March 8 has been set aside by the Tribunal for the Federal Government and Dr. Bukola Saraki to adopt their final addresses in the false asset declaration suit brought against the Senate President.

This is a shift from the initial arrangement in the last sitting of the Tribunal. 

On February 6, the Tribunal fixed February 27 for the parties to adopt their addresses preparatory to judgment.

During the session on Tuesday, Mr Kanu Agabi, a counsel to the Senate President, claimed that the prosecution’s brief was only served on him on February 26.

The lawyer told the panel that he required some days to read through the process in order to respond to the issues raised.


Agabi, therefore, urged the court to adjourn the matter, adding that going ahead to adopt his client’s arguments without recourse to issues raised in the prosecution’s brief would be unprofessional.

After Agabi presented his reasons for seeking adjournment, the counsel to the Federal Government, Mr Rotimi Jacobs, admitted that his brief was served late on the defence team.

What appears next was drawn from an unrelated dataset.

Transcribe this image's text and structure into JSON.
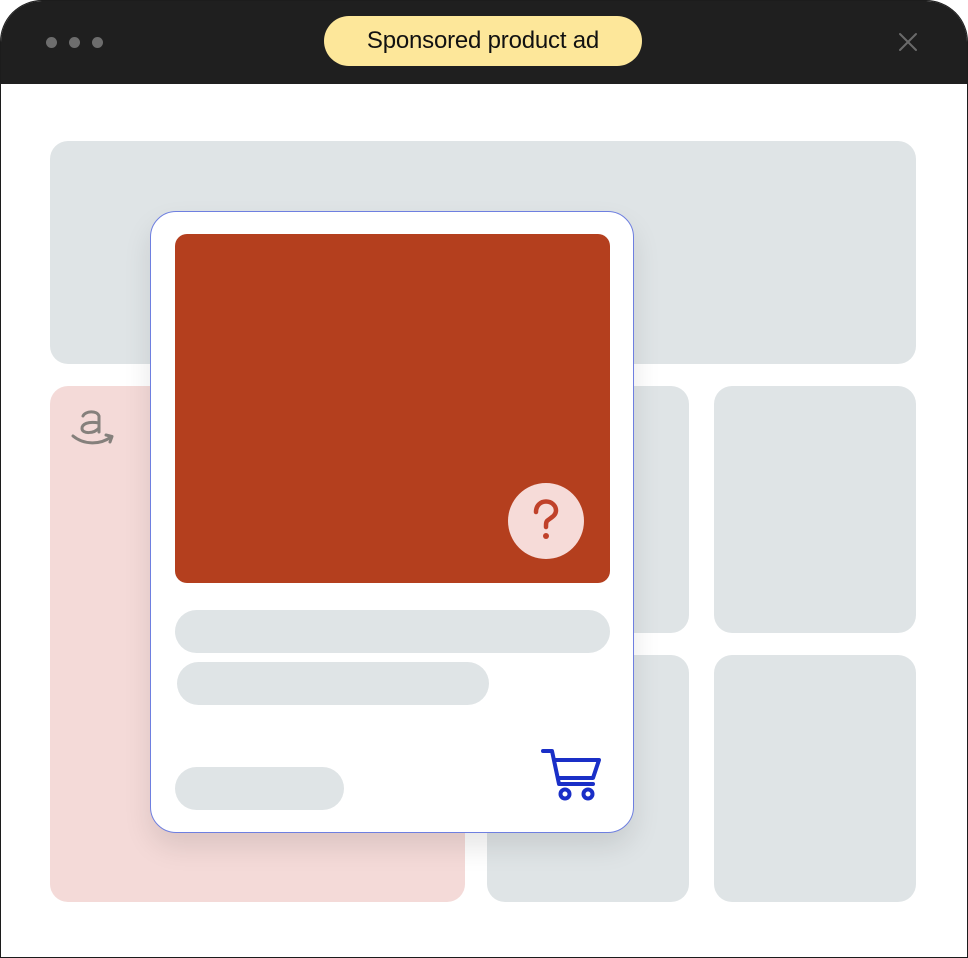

He, however, blamed the late service on the defence team.

Jacobs claimed that Agabi had served on him his process after the expiration of the seven days ordered by the Tribunal, emphasising that the situation brought him in collision with the deadline.

The Court of Appeal in Abuja, on December 2017 partially set aside the decision of the Tribunal that dismissed the suit against the Senate president.

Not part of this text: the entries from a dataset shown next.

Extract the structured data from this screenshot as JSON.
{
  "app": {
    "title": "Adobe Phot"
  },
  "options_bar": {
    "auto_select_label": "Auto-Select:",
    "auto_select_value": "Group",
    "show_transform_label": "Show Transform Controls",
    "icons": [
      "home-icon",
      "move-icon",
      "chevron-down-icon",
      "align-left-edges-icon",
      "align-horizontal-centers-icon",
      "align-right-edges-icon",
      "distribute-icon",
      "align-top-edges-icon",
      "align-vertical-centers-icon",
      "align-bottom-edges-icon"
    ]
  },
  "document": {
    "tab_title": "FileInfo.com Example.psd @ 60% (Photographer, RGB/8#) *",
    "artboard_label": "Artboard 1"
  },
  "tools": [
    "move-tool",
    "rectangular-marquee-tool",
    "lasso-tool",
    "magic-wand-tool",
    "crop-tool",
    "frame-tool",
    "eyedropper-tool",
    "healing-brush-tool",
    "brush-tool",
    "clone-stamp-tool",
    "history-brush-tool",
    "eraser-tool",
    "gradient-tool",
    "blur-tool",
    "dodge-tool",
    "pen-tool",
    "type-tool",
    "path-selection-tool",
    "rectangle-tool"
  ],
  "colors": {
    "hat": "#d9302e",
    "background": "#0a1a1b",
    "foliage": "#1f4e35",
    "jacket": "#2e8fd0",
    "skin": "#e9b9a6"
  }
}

The appellate court ordered that Saraki be re-tried on three out of the 18-count charges filed against him by the Federal Government in 2015.

Also Read: Saraki Trial Begins Again At Code Of Conduct Tribunal

That decision informed a revisit of the process by the panel led by Justice Tinuade Akomolafe-Wilson, which has dismissed 15 out of the 18-count charges, but ordered Saraki to answer count 4, 5 and 6 of the charges.

The News Agency of Nigeria reports that the outstanding three charges bordered on alleged false declaration of his property on 17A/17B, McDonald Street, Ikoyi, Lagos and incoherent asset declaration after serving his tenure as governor of Kwara.